▸ **Assignment**
Look through the data for the string "lake". Copy every line where it is found.

[Interface dataset entries]
*** Begin section ***
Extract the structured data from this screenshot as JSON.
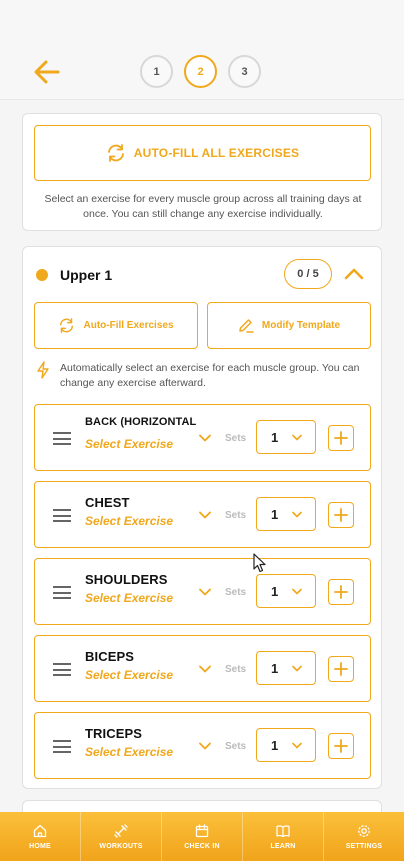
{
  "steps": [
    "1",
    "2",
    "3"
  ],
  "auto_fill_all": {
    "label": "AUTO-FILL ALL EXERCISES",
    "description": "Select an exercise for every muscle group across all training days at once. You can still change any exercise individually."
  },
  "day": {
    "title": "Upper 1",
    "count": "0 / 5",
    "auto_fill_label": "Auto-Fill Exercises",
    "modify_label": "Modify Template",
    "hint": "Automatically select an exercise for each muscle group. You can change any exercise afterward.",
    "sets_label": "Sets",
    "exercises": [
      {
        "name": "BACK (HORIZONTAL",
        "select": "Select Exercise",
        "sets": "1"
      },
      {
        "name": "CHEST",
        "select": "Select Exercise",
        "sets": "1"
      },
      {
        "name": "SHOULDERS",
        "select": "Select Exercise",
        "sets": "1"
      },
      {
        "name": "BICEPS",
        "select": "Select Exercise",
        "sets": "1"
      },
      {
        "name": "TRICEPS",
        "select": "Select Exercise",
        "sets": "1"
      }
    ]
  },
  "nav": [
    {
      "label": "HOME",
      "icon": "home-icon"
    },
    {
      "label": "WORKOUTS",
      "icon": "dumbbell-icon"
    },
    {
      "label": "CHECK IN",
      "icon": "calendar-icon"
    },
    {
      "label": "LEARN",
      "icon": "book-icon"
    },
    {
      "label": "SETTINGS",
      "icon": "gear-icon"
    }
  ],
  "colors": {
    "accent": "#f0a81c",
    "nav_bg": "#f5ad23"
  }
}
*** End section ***
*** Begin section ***
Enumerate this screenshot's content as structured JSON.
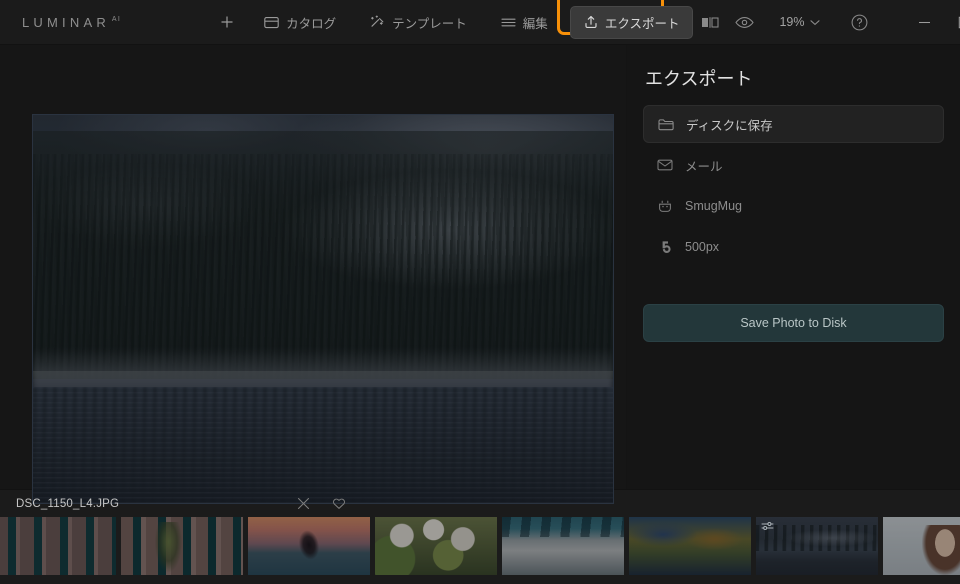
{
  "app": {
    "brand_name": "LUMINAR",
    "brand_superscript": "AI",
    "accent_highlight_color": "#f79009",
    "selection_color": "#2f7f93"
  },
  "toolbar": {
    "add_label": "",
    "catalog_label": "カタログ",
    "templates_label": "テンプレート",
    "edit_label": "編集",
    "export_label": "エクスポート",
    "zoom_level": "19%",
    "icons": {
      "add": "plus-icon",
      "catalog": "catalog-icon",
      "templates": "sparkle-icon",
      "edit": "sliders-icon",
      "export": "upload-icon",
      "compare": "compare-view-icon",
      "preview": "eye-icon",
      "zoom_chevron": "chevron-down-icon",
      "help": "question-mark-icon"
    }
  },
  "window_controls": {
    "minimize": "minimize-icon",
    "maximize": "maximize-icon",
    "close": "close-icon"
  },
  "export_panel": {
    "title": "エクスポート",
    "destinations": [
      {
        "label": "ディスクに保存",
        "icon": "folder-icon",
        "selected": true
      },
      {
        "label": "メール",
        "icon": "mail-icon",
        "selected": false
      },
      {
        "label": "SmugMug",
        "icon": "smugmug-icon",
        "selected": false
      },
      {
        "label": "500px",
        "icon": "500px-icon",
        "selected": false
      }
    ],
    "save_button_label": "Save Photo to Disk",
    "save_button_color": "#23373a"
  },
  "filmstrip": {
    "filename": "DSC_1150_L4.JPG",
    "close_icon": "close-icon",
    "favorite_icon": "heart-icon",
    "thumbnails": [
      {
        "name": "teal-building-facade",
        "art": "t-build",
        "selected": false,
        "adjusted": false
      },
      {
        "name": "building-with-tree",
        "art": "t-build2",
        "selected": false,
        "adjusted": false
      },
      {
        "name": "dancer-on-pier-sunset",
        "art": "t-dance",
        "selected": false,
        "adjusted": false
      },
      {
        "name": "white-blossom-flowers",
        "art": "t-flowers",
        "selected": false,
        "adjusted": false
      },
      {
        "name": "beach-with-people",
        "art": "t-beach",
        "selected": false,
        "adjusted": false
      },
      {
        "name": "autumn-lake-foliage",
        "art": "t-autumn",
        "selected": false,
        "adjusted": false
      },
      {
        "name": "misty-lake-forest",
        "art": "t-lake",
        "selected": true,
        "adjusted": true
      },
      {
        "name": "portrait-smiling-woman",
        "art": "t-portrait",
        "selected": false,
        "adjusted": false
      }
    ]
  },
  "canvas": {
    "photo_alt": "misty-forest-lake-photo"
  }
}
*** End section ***
▸ **Answer to this exercise**
        "name": "autumn-lake-foliage",
        "name": "misty-lake-forest",
        "art": "t-lake",
    "photo_alt": "misty-forest-lake-photo"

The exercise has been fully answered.